Mum was teaching her eight year old daughter how to cook the Sunday joint. The child watched intently as mum cut a piece off each end of the steak and placed it on top of the main body of beef before sliding it into the oven.

‘Why do you cut those bits off the end?’ was the child’s reasonable question.

‘I don’t really know,’ said her mum. ‘It’s the way gran always did it. I’ll ask her next time she visits.’

And of course in a couple of weeks time when gran visited, it was the child who remembered to ask. ‘...so why did you do that gran?’

And gran was surprised, ‘Do you still do that? The reason I did it when you were a child was that our oven was so small that we couldn’t fit the joint into it!’

And such is life; we tend to do what we have always done because we have always done it, and in the same way we believe what we believe for no other reason than we have always believed it.

We have inherited our belief systems and are resistant to change even in the face of compelling evidence.

Galileo was a classic example. He rejected Aristotle’s belief that heavy objects fall faster than lighter objects and he demonstrated his point by dropping an object weighing ten pounds and an object weighing one pound from the Tower of Pisa. He was of course vindicated when the objects struck the ground simultaneously, and to remove all possible doubt he repeated it several times, and what thanks did he get for creating this new knowledge? He was sentenced to life imprisonment for daring to question the ‘accepted wisdom’ of the age. It’s really another way of saying, ‘Don’t confuse me with the facts, my mind is made up.’

There are many aspects of religious belief that have little or no basis in Scripture, the principle of tithing, for example. Nowhere is it taught, it is mentioned, yes, but you will search in vain for anything resembling an injunction to give a tenth of your income to the church, but it suits organised religion to pretend that it is one of the foundations of the Christian belief system.

But just as there are aspects of religious belief that have little or no basis in Scripture, there are clear teachings that are selectively ignored, and again it suits the purposes of organised religion.

For example, in Jesus’ famous diatribe in chapter 23 of Matthew’s account of the gospel aimed at the religious leadership of his day he made it clear that God has no grandchildren when he declared, ‘Don’t let anyone call you “Rabbi,”’ meaning “my teacher” or one who has a special place in my life upon whom I can rely so I don’t have to bother studying the Bible’ - for you have only one teacher, the Messiah, and all of you are equal as brothers and sisters.’ Therefore, the fact that in most of Christendom a special place is reserved for teachers is an implied rejection of Jesus’ teaching that ‘...you are all equal as brothers and sisters.’

In the same vein he went on to say, ‘And don’t address anyone here on earth as “Father,” for only God in heaven is your spiritual Father.’

My life was changed forever the day it dawned on me that it was not the wicked Romans who masterminded the crucifixion of Jesus, it was the religious leaders of his day.

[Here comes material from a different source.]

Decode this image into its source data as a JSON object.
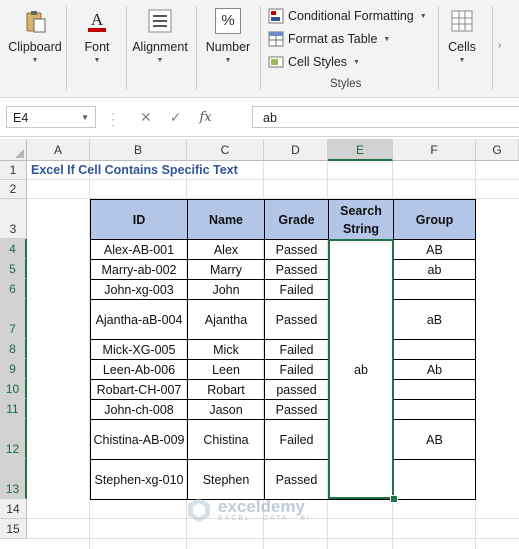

Why? He undermined all they stood for and as such they faced an impossible dilemma, either accept him as their Messiah and acknowledge the need to redefine themselves, and there is evidence that they knew who he was, or get rid of him. And of course they chose to have him put to death. These days they have a more sophisticated way of dealing with him; they sound pious while completely ignoring him.